Defense Date


Graduation Date



Immediate Access

Submission Type


Degree Name





School of Nursing

Committee Chair

Joan Such Lockhart

Committee Member

Alfred Lupien

Committee Member

Gladys L. Husted


critical thinking abilities, high-fidelity computer simulation, human patient simulation, learning outcomes, simulation, undergraduate nursing students


Critical thinking abilities and learning outcomes are major components of nursing education. Initial critical thinking skills are often gained while the nursing student is learning the theoretical nursing principles in the classroom and is further enhanced in the clinical setting where learned knowledge is applied. A variety of instructional strategies are utilized to facilitate learning and promote critical thinking. Through the utilization of three complex and dynamic conceptual models, this study compared critical thinking abilities and learning outcomes of beginning baccalaureate undergraduate nursing students when three instructional strategies were used (classroom, simulation, and a combination of classroom and simulation).

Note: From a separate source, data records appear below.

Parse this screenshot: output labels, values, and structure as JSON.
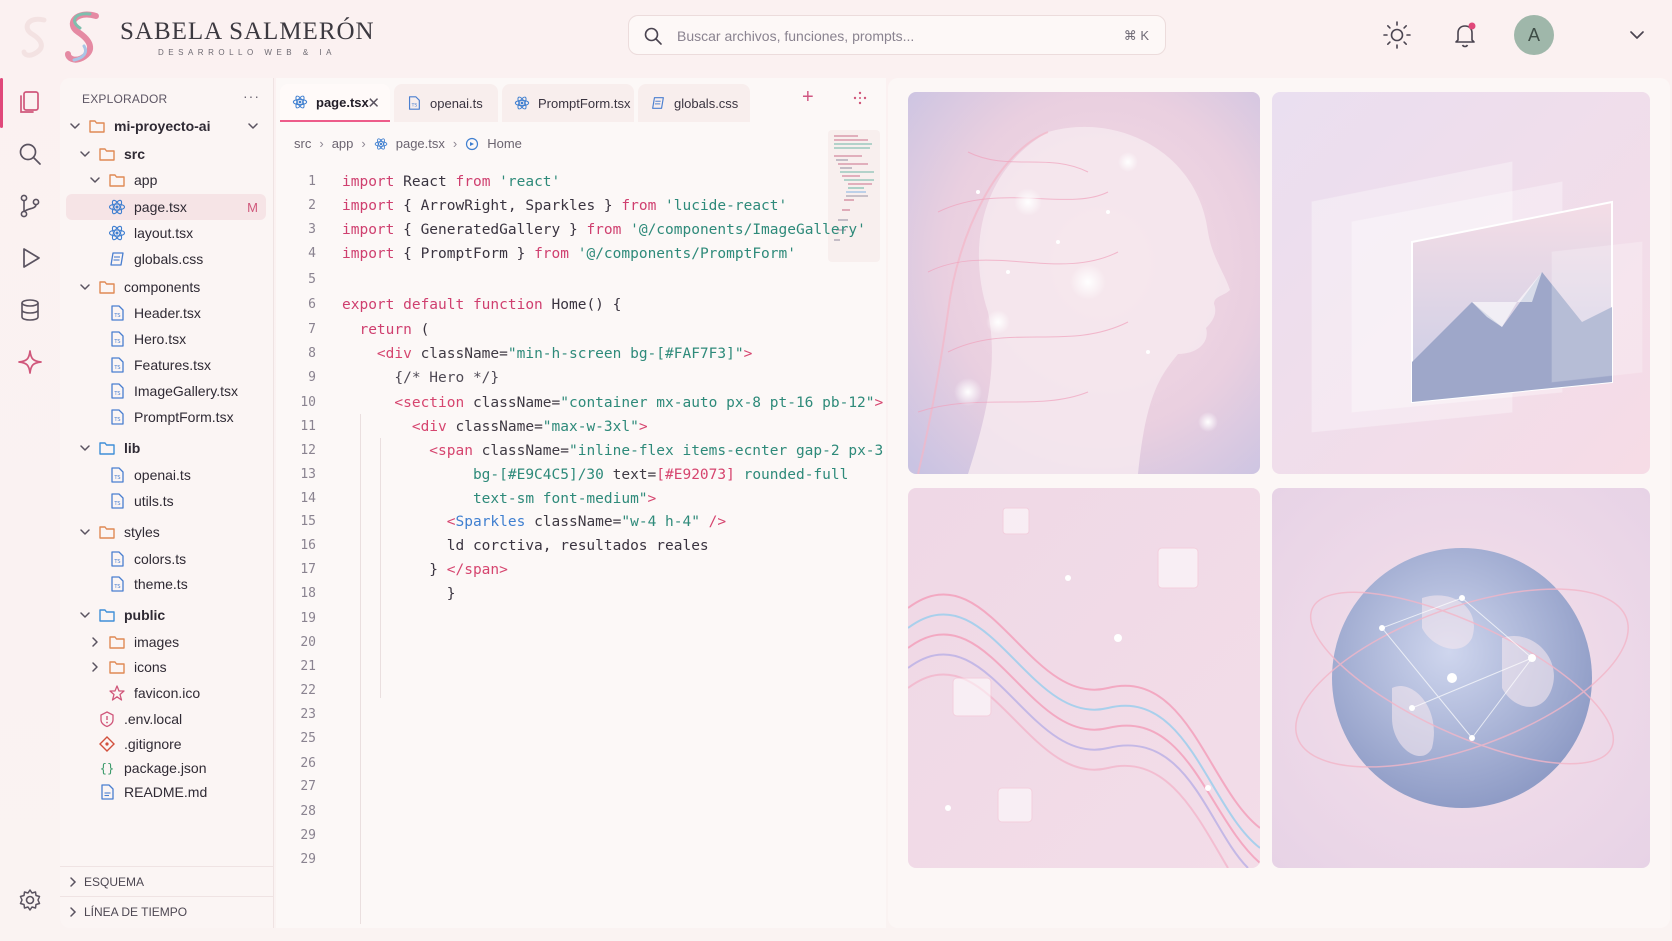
{
  "brand": {
    "name": "SABELA SALMERÓN",
    "tagline": "DESARROLLO WEB & IA"
  },
  "search": {
    "placeholder": "Buscar archivos, funciones, prompts...",
    "shortcut": "⌘ K"
  },
  "user": {
    "avatar_letter": "A"
  },
  "explorer": {
    "title": "EXPLORADOR",
    "more": "···",
    "tree": [
      {
        "label": "mi-proyecto-ai",
        "type": "folder",
        "depth": 0,
        "open": true,
        "bold": true
      },
      {
        "label": "src",
        "type": "folder",
        "depth": 1,
        "open": true,
        "bold": true
      },
      {
        "label": "app",
        "type": "folder",
        "depth": 2,
        "open": true
      },
      {
        "label": "page.tsx",
        "type": "react",
        "depth": 3,
        "selected": true,
        "badge": "M"
      },
      {
        "label": "layout.tsx",
        "type": "react",
        "depth": 3
      },
      {
        "label": "globals.css",
        "type": "css",
        "depth": 3
      },
      {
        "label": "components",
        "type": "folder",
        "depth": 1,
        "open": true
      },
      {
        "label": "Header.tsx",
        "type": "ts",
        "depth": 3
      },
      {
        "label": "Hero.tsx",
        "type": "ts",
        "depth": 3
      },
      {
        "label": "Features.tsx",
        "type": "ts",
        "depth": 3
      },
      {
        "label": "ImageGallery.tsx",
        "type": "ts",
        "depth": 3
      },
      {
        "label": "PromptForm.tsx",
        "type": "ts",
        "depth": 3
      },
      {
        "label": "lib",
        "type": "folder-blue",
        "depth": 1,
        "open": true,
        "bold": true
      },
      {
        "label": "openai.ts",
        "type": "ts",
        "depth": 3
      },
      {
        "label": "utils.ts",
        "type": "ts",
        "depth": 3
      },
      {
        "label": "styles",
        "type": "folder",
        "depth": 1,
        "open": true
      },
      {
        "label": "colors.ts",
        "type": "ts",
        "depth": 3
      },
      {
        "label": "theme.ts",
        "type": "ts",
        "depth": 3
      },
      {
        "label": "public",
        "type": "folder-blue",
        "depth": 1,
        "open": true,
        "bold": true
      },
      {
        "label": "images",
        "type": "folder",
        "depth": 2,
        "open": false
      },
      {
        "label": "icons",
        "type": "folder",
        "depth": 2,
        "open": false
      },
      {
        "label": "favicon.ico",
        "type": "star",
        "depth": 3
      },
      {
        "label": ".env.local",
        "type": "env",
        "depth": 1
      },
      {
        "label": ".gitignore",
        "type": "git",
        "depth": 1
      },
      {
        "label": "package.json",
        "type": "json",
        "depth": 1
      },
      {
        "label": "README.md",
        "type": "md",
        "depth": 1
      }
    ],
    "outline": "ESQUEMA",
    "timeline": "LÍNEA DE TIEMPO"
  },
  "tabs": [
    {
      "label": "page.tsx",
      "icon": "react",
      "active": true
    },
    {
      "label": "openai.ts",
      "icon": "ts"
    },
    {
      "label": "PromptForm.tsx",
      "icon": "react"
    },
    {
      "label": "globals.css",
      "icon": "css"
    }
  ],
  "breadcrumb": [
    "src",
    "app",
    "page.tsx",
    "Home"
  ],
  "line_numbers": [
    "1",
    "2",
    "3",
    "4",
    "5",
    "6",
    "7",
    "8",
    "9",
    "10",
    "11",
    "12",
    "13",
    "14",
    "15",
    "16",
    "17",
    "18",
    "19",
    "20",
    "21",
    "22",
    "23",
    "25",
    "26",
    "27",
    "28",
    "29",
    "29"
  ],
  "code": {
    "l1": [
      [
        "import",
        "kw"
      ],
      [
        " React ",
        ""
      ],
      [
        "from",
        "kw"
      ],
      [
        " 'react'",
        "str"
      ]
    ],
    "l2": [
      [
        "import",
        "kw"
      ],
      [
        " { ArrowRight, Sparkles } ",
        ""
      ],
      [
        "from",
        "kw"
      ],
      [
        " 'lucide-react'",
        "str"
      ]
    ],
    "l3": [
      [
        "import",
        "kw"
      ],
      [
        " { GeneratedGallery } ",
        ""
      ],
      [
        "from",
        "kw"
      ],
      [
        " '@/components/ImageGallery'",
        "str"
      ]
    ],
    "l4": [
      [
        "import",
        "kw"
      ],
      [
        " { PromptForm } ",
        ""
      ],
      [
        "from",
        "kw"
      ],
      [
        " '@/components/PromptForm'",
        "str"
      ]
    ],
    "l6": [
      [
        "export default function",
        "kw"
      ],
      [
        " Home() {",
        ""
      ]
    ],
    "l7": [
      [
        "  return",
        "kw"
      ],
      [
        " (",
        ""
      ]
    ],
    "l8": [
      [
        "    <div",
        "tag"
      ],
      [
        " className=",
        "attr"
      ],
      [
        "\"min-h-screen bg-[#FAF7F3]\"",
        "str"
      ],
      [
        ">",
        "tag"
      ]
    ],
    "l9": [
      [
        "      {/* Hero */}",
        "cmt"
      ]
    ],
    "l10": [
      [
        "      <section",
        "tag"
      ],
      [
        " className=",
        "attr"
      ],
      [
        "\"container mx-auto px-8 pt-16 pb-12\"",
        "str"
      ],
      [
        ">",
        "tag"
      ]
    ],
    "l11": [
      [
        "        <div",
        "tag"
      ],
      [
        " className=",
        "attr"
      ],
      [
        "\"max-w-3xl\"",
        "str"
      ],
      [
        ">",
        "tag"
      ]
    ],
    "l12": [
      [
        "          <span",
        "tag"
      ],
      [
        " className=",
        "attr"
      ],
      [
        "\"inline-flex items-ecnter gap-2 px-3 py-1",
        "str"
      ]
    ],
    "l13": [
      [
        "               bg-[#E9C4C5]/30 ",
        "str"
      ],
      [
        "text=",
        "attr"
      ],
      [
        "[#E92073]",
        "tag"
      ],
      [
        " rounded-full",
        "str"
      ]
    ],
    "l14": [
      [
        "               text-sm font-medium\"",
        "str"
      ],
      [
        ">",
        "tag"
      ]
    ],
    "l15": [
      [
        "            <",
        "tag"
      ],
      [
        "Sparkles",
        "cmp"
      ],
      [
        " className=",
        "attr"
      ],
      [
        "\"w-4 h-4\"",
        "str"
      ],
      [
        " />",
        "tag"
      ]
    ],
    "l16": [
      [
        "            ld corctiva, resultados reales",
        ""
      ]
    ],
    "l17": [
      [
        "          } ",
        ""
      ],
      [
        "</span>",
        "tag"
      ]
    ],
    "l18": [
      [
        "            }",
        ""
      ]
    ]
  },
  "gallery": [
    {
      "name": "ai-face-image",
      "alt": ""
    },
    {
      "name": "layered-landscape-image",
      "alt": ""
    },
    {
      "name": "data-wave-image",
      "alt": ""
    },
    {
      "name": "network-globe-image",
      "alt": ""
    }
  ],
  "colors": {
    "accent": "#E0487A",
    "bg": "#FBF1F1"
  }
}
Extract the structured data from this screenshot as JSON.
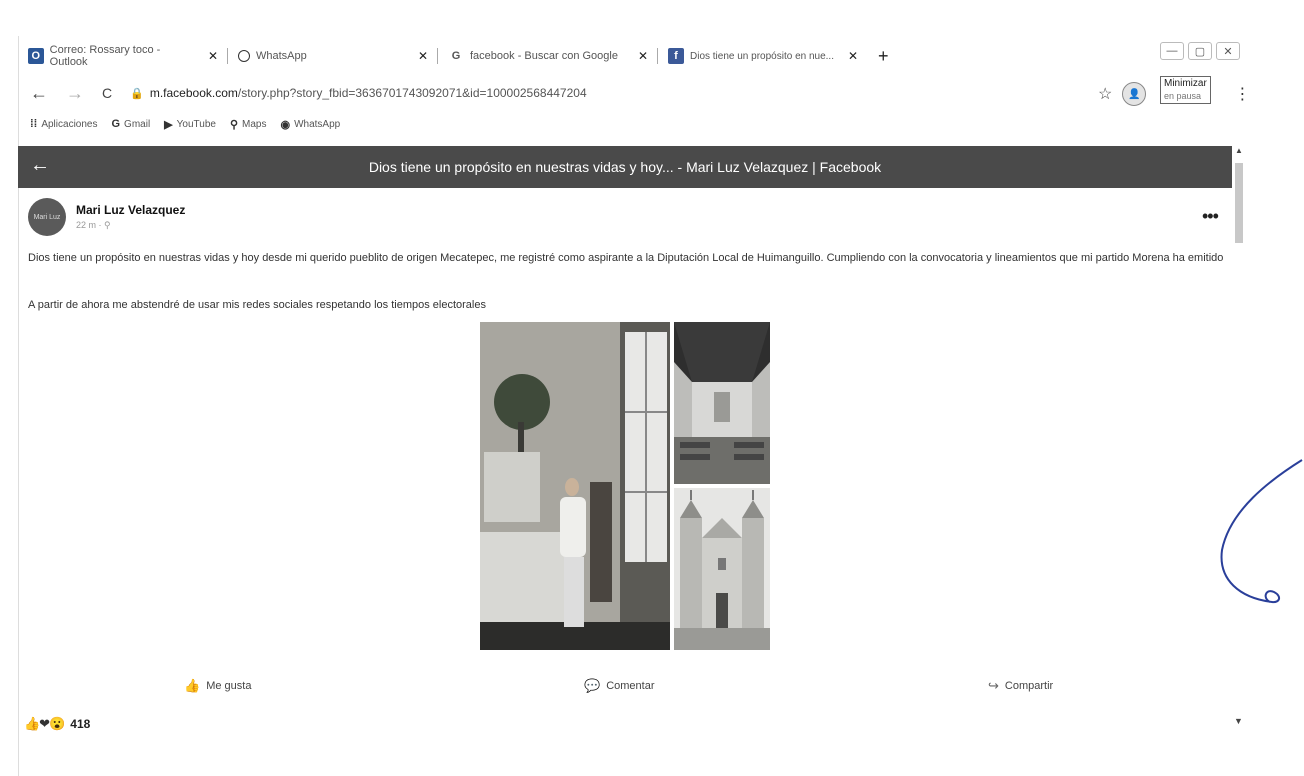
{
  "tabs": [
    {
      "icon": "outlook-icon",
      "label": "Correo: Rossary toco - Outlook",
      "close": "✕"
    },
    {
      "icon": "whatsapp-icon",
      "label": "WhatsApp",
      "close": "✕"
    },
    {
      "icon": "google-icon",
      "label": "facebook - Buscar con Google",
      "close": "✕"
    },
    {
      "icon": "facebook-icon",
      "label": "Dios tiene un propósito en nue...",
      "close": "✕"
    }
  ],
  "new_tab": "+",
  "window_controls": {
    "minimize": "—",
    "restore": "▢",
    "close": "✕"
  },
  "tooltip": {
    "label": "Minimizar",
    "sub": "en pausa"
  },
  "address": {
    "back": "←",
    "forward": "→",
    "reload": "C",
    "host": "m.facebook.com",
    "path": "/story.php?story_fbid=3636701743092071&id=100002568447204"
  },
  "bookmarks": [
    {
      "icon": "apps-icon",
      "glyph": "⁞⁞",
      "label": "Aplicaciones"
    },
    {
      "icon": "google-icon",
      "glyph": "G",
      "label": "Gmail"
    },
    {
      "icon": "youtube-icon",
      "glyph": "▶",
      "label": "YouTube"
    },
    {
      "icon": "maps-icon",
      "glyph": "⚲",
      "label": "Maps"
    },
    {
      "icon": "whatsapp-icon",
      "glyph": "◉",
      "label": "WhatsApp"
    }
  ],
  "fb_header": {
    "back": "←",
    "title": "Dios tiene un propósito en nuestras vidas y hoy... - Mari Luz Velazquez | Facebook"
  },
  "post": {
    "author": "Mari Luz Velazquez",
    "time": "22 m · ⚲",
    "avatar_text": "Mari Luz",
    "more": "•••",
    "text": "Dios tiene un propósito en nuestras vidas y hoy desde mi querido pueblito de origen Mecatepec, me registré como aspirante a la Diputación Local de Huimanguillo. Cumpliendo con la convocatoria y lineamientos que mi partido Morena ha emitido",
    "text2": "A partir de ahora me abstendré de usar mis redes sociales respetando los tiempos electorales"
  },
  "actions": {
    "like": "Me gusta",
    "comment": "Comentar",
    "share": "Compartir"
  },
  "reactions": {
    "icons": "👍❤😮",
    "count": "418"
  },
  "colors": {
    "header_bg": "#4a4a4a",
    "scribble": "#2a3f9a"
  }
}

A descriptive, quasi-experimental research design was utilized for this study that compared critical thinking abilities and learning outcomes of three groups of students utilizing three instructional strategies. Thirty-six nursing students completed the study. A 60-item customized HESI exam was administered as a pretest to all study participants and used to randomize the subjects into three treatment groups. Randomization occurred through a block rank ordering technique based on the initial critical thinking scores. Using one of the three instructional strategies, each group rotated through three learning activities, which illustrated the nursing care of clients experiencing an emergent cardiovascular or respiratory event: myocardial infarction, deep vein thrombosis leading to pulmonary embolism, and shock (anaphylactic and hypovolemic). After the completion of each learning activity, critical thinking abilities and learning outcomes were measured through the administration of a 20-item customized HESI exam which served as the posttest. One-way ANOVA calculations were conducted to determine the effect of instructional strategies on critical thinking ability and learning outcomes. Bonferroni post hoc comparisons were employed to evaluate significant (p < 0.05) differences between groups.

There were no statistically significant differences between critical thinking abilities (p > 0.08) or learning outcomes (p> 0.12) of nursing students when classroom instruction was utilized to deliver a learning activity. HESI exam scores were higher and statistically significant differences were detected between critical thinking abilities (p ≤ 0.002) and learning outcomes (p ≤ 0.001) of nursing students when simulation or a combination of classroom and simulation was utilized to deliver a learning activity.